(Dataset excerpts)
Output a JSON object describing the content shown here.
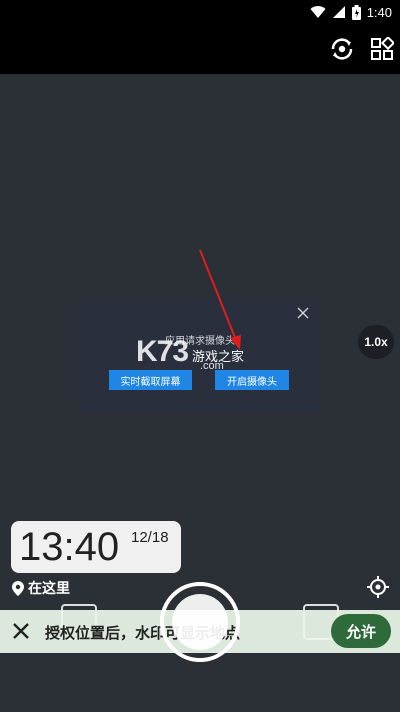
{
  "status_bar": {
    "time": "1:40",
    "icons": [
      "wifi-icon",
      "signal-icon",
      "battery-icon"
    ]
  },
  "top_bar": {
    "icons": [
      "camera-switch-icon",
      "grid-apps-icon"
    ]
  },
  "dialog": {
    "title": "应用请求摄像头",
    "close_icon": "close-icon",
    "buttons": [
      {
        "label": "实时截取屏幕"
      },
      {
        "label": "开启摄像头"
      }
    ]
  },
  "watermark": {
    "logo": "K73",
    "text": "游戏之家",
    "domain": ".com"
  },
  "zoom": {
    "label": "1.0x"
  },
  "time_card": {
    "time": "13:40",
    "date": "12/18"
  },
  "location": {
    "label": "在这里",
    "icon": "location-pin-icon"
  },
  "target_icon": "target-icon",
  "banner": {
    "message": "授权位置后，水印可显示地点",
    "allow_label": "允许",
    "close_icon": "close-icon"
  },
  "colors": {
    "accent_blue": "#1f86e6",
    "allow_green": "#2f6b3a",
    "arrow_red": "#e11d1d"
  }
}
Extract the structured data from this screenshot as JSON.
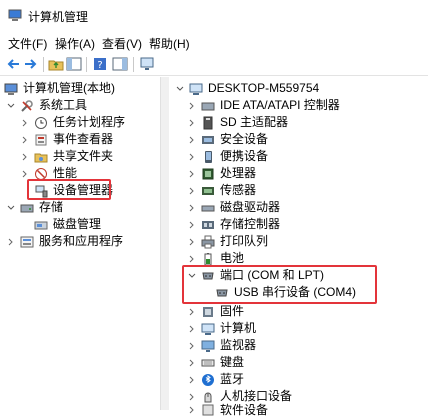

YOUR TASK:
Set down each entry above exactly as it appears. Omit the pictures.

YOUR SOLUTION:
Output a JSON object describing the content shown here.
{
  "status_bar": {
    "time": "1:40",
    "icons": [
      "wifi-icon",
      "signal-icon",
      "battery-icon"
    ]
  },
  "top_bar": {
    "icons": [
      "camera-switch-icon",
      "grid-apps-icon"
    ]
  },
  "dialog": {
    "title": "应用请求摄像头",
    "close_icon": "close-icon",
    "buttons": [
      {
        "label": "实时截取屏幕"
      },
      {
        "label": "开启摄像头"
      }
    ]
  },
  "watermark": {
    "logo": "K73",
    "text": "游戏之家",
    "domain": ".com"
  },
  "zoom": {
    "label": "1.0x"
  },
  "time_card": {
    "time": "13:40",
    "date": "12/18"
  },
  "location": {
    "label": "在这里",
    "icon": "location-pin-icon"
  },
  "target_icon": "target-icon",
  "banner": {
    "message": "授权位置后，水印可显示地点",
    "allow_label": "允许",
    "close_icon": "close-icon"
  },
  "colors": {
    "accent_blue": "#1f86e6",
    "allow_green": "#2f6b3a",
    "arrow_red": "#e11d1d"
  }
}
Extract the structured data from this screenshot as JSON.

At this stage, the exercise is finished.